■ **EXTRACTED INFORMATION**:
════════════════════
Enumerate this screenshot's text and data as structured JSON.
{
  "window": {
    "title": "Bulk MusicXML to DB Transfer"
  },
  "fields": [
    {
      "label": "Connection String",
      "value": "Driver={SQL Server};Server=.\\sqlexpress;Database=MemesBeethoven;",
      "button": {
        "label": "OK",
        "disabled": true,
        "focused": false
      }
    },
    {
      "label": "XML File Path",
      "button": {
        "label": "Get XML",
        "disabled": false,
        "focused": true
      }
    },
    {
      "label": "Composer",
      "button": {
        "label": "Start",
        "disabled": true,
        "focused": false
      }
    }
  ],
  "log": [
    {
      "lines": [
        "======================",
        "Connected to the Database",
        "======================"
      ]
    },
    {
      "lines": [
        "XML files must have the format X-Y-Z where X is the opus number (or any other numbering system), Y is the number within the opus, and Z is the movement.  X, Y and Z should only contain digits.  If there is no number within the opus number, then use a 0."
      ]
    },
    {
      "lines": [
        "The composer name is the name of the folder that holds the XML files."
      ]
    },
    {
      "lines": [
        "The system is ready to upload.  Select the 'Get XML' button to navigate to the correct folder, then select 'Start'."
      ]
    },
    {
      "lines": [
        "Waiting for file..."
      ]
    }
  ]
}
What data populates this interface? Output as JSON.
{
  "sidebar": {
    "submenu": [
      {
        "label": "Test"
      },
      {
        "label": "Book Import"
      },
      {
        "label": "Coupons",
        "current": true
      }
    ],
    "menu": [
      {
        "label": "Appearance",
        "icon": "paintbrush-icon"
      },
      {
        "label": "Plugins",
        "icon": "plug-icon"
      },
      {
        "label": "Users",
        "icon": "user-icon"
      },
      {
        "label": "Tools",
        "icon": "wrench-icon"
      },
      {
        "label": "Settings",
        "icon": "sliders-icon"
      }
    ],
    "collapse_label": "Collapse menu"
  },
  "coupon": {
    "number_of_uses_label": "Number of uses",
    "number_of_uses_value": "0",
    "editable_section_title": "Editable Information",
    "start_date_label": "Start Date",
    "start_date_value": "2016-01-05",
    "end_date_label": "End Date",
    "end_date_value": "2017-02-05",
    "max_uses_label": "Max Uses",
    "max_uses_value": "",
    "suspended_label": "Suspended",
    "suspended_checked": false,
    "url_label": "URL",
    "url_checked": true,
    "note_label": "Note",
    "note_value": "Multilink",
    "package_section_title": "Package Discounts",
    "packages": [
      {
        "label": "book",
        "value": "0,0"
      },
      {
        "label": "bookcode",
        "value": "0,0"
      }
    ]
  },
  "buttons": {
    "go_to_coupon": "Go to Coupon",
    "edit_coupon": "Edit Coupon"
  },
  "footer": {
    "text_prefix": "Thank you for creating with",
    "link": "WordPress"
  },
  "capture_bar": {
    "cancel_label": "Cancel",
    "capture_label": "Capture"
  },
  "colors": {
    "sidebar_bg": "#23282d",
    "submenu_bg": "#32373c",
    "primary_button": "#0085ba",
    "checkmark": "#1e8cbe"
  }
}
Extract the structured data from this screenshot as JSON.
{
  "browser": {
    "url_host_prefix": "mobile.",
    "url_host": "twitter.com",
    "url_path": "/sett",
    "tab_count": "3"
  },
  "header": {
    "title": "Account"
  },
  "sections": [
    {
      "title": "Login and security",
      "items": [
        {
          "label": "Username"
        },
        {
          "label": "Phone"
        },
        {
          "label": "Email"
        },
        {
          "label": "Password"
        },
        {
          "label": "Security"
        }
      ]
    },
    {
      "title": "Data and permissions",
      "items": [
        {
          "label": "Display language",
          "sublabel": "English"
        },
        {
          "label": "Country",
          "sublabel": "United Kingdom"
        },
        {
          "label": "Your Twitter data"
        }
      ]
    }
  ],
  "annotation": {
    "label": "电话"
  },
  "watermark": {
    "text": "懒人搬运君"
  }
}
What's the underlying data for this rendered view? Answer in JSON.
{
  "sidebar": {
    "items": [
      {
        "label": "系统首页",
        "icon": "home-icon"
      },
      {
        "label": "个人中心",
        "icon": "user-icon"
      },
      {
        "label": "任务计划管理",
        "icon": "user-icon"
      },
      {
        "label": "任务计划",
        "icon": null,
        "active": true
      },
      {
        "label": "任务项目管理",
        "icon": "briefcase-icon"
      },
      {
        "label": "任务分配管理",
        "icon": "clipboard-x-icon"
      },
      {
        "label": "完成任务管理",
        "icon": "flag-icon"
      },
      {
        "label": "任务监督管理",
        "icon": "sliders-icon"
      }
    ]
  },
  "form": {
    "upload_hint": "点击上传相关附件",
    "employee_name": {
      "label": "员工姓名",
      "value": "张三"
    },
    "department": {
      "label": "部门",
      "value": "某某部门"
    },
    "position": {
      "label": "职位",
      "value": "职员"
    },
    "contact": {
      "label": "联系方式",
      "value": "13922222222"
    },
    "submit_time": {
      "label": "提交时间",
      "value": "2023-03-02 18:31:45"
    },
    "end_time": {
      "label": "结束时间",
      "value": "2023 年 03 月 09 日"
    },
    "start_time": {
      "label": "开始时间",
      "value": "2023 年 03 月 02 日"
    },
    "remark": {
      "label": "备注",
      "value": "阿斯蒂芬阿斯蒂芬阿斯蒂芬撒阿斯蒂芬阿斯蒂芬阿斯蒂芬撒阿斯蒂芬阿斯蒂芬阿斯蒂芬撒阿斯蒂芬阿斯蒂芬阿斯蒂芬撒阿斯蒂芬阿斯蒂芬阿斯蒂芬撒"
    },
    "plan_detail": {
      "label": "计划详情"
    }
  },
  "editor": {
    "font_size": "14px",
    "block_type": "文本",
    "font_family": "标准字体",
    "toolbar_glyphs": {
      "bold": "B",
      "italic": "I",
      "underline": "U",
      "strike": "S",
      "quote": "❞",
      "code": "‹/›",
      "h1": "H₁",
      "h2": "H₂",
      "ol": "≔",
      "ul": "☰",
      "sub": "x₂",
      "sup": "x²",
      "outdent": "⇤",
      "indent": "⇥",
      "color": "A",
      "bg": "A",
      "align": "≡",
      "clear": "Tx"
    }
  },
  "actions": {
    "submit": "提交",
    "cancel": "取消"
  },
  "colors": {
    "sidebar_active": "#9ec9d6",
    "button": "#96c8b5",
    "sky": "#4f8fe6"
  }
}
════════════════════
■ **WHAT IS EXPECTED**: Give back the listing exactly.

■ **ANSWER TO THE EXERCISE**:
Enumerate this screenshot's text and data as structured JSON.
{
  "window": {
    "title": "Bulk MusicXML to DB Transfer"
  },
  "fields": [
    {
      "label": "Connection String",
      "value": "Driver={SQL Server};Server=.\\sqlexpress;Database=MemesBeethoven;",
      "button": {
        "label": "OK",
        "disabled": true,
        "focused": false
      }
    },
    {
      "label": "XML File Path",
      "button": {
        "label": "Get XML",
        "disabled": false,
        "focused": true
      }
    },
    {
      "label": "Composer",
      "button": {
        "label": "Start",
        "disabled": true,
        "focused": false
      }
    }
  ],
  "log": [
    {
      "lines": [
        "======================",
        "Connected to the Database",
        "======================"
      ]
    },
    {
      "lines": [
        "XML files must have the format X-Y-Z where X is the opus number (or any other numbering system), Y is the number within the opus, and Z is the movement.  X, Y and Z should only contain digits.  If there is no number within the opus number, then use a 0."
      ]
    },
    {
      "lines": [
        "The composer name is the name of the folder that holds the XML files."
      ]
    },
    {
      "lines": [
        "The system is ready to upload.  Select the 'Get XML' button to navigate to the correct folder, then select 'Start'."
      ]
    },
    {
      "lines": [
        "Waiting for file..."
      ]
    }
  ]
}
What data populates this interface? Output as JSON.
{
  "sidebar": {
    "submenu": [
      {
        "label": "Test"
      },
      {
        "label": "Book Import"
      },
      {
        "label": "Coupons",
        "current": true
      }
    ],
    "menu": [
      {
        "label": "Appearance",
        "icon": "paintbrush-icon"
      },
      {
        "label": "Plugins",
        "icon": "plug-icon"
      },
      {
        "label": "Users",
        "icon": "user-icon"
      },
      {
        "label": "Tools",
        "icon": "wrench-icon"
      },
      {
        "label": "Settings",
        "icon": "sliders-icon"
      }
    ],
    "collapse_label": "Collapse menu"
  },
  "coupon": {
    "number_of_uses_label": "Number of uses",
    "number_of_uses_value": "0",
    "editable_section_title": "Editable Information",
    "start_date_label": "Start Date",
    "start_date_value": "2016-01-05",
    "end_date_label": "End Date",
    "end_date_value": "2017-02-05",
    "max_uses_label": "Max Uses",
    "max_uses_value": "",
    "suspended_label": "Suspended",
    "suspended_checked": false,
    "url_label": "URL",
    "url_checked": true,
    "note_label": "Note",
    "note_value": "Multilink",
    "package_section_title": "Package Discounts",
    "packages": [
      {
        "label": "book",
        "value": "0,0"
      },
      {
        "label": "bookcode",
        "value": "0,0"
      }
    ]
  },
  "buttons": {
    "go_to_coupon": "Go to Coupon",
    "edit_coupon": "Edit Coupon"
  },
  "footer": {
    "text_prefix": "Thank you for creating with",
    "link": "WordPress"
  },
  "capture_bar": {
    "cancel_label": "Cancel",
    "capture_label": "Capture"
  },
  "colors": {
    "sidebar_bg": "#23282d",
    "submenu_bg": "#32373c",
    "primary_button": "#0085ba",
    "checkmark": "#1e8cbe"
  }
}
Extract the structured data from this screenshot as JSON.
{
  "browser": {
    "url_host_prefix": "mobile.",
    "url_host": "twitter.com",
    "url_path": "/sett",
    "tab_count": "3"
  },
  "header": {
    "title": "Account"
  },
  "sections": [
    {
      "title": "Login and security",
      "items": [
        {
          "label": "Username"
        },
        {
          "label": "Phone"
        },
        {
          "label": "Email"
        },
        {
          "label": "Password"
        },
        {
          "label": "Security"
        }
      ]
    },
    {
      "title": "Data and permissions",
      "items": [
        {
          "label": "Display language",
          "sublabel": "English"
        },
        {
          "label": "Country",
          "sublabel": "United Kingdom"
        },
        {
          "label": "Your Twitter data"
        }
      ]
    }
  ],
  "annotation": {
    "label": "电话"
  },
  "watermark": {
    "text": "懒人搬运君"
  }
}
What's the underlying data for this rendered view? Answer in JSON.
{
  "sidebar": {
    "items": [
      {
        "label": "系统首页",
        "icon": "home-icon"
      },
      {
        "label": "个人中心",
        "icon": "user-icon"
      },
      {
        "label": "任务计划管理",
        "icon": "user-icon"
      },
      {
        "label": "任务计划",
        "icon": null,
        "active": true
      },
      {
        "label": "任务项目管理",
        "icon": "briefcase-icon"
      },
      {
        "label": "任务分配管理",
        "icon": "clipboard-x-icon"
      },
      {
        "label": "完成任务管理",
        "icon": "flag-icon"
      },
      {
        "label": "任务监督管理",
        "icon": "sliders-icon"
      }
    ]
  },
  "form": {
    "upload_hint": "点击上传相关附件",
    "employee_name": {
      "label": "员工姓名",
      "value": "张三"
    },
    "department": {
      "label": "部门",
      "value": "某某部门"
    },
    "position": {
      "label": "职位",
      "value": "职员"
    },
    "contact": {
      "label": "联系方式",
      "value": "13922222222"
    },
    "submit_time": {
      "label": "提交时间",
      "value": "2023-03-02 18:31:45"
    },
    "end_time": {
      "label": "结束时间",
      "value": "2023 年 03 月 09 日"
    },
    "start_time": {
      "label": "开始时间",
      "value": "2023 年 03 月 02 日"
    },
    "remark": {
      "label": "备注",
      "value": "阿斯蒂芬阿斯蒂芬阿斯蒂芬撒阿斯蒂芬阿斯蒂芬阿斯蒂芬撒阿斯蒂芬阿斯蒂芬阿斯蒂芬撒阿斯蒂芬阿斯蒂芬阿斯蒂芬撒阿斯蒂芬阿斯蒂芬阿斯蒂芬撒"
    },
    "plan_detail": {
      "label": "计划详情"
    }
  },
  "editor": {
    "font_size": "14px",
    "block_type": "文本",
    "font_family": "标准字体",
    "toolbar_glyphs": {
      "bold": "B",
      "italic": "I",
      "underline": "U",
      "strike": "S",
      "quote": "❞",
      "code": "‹/›",
      "h1": "H₁",
      "h2": "H₂",
      "ol": "≔",
      "ul": "☰",
      "sub": "x₂",
      "sup": "x²",
      "outdent": "⇤",
      "indent": "⇥",
      "color": "A",
      "bg": "A",
      "align": "≡",
      "clear": "Tx"
    }
  },
  "actions": {
    "submit": "提交",
    "cancel": "取消"
  },
  "colors": {
    "sidebar_active": "#9ec9d6",
    "button": "#96c8b5",
    "sky": "#4f8fe6"
  }
}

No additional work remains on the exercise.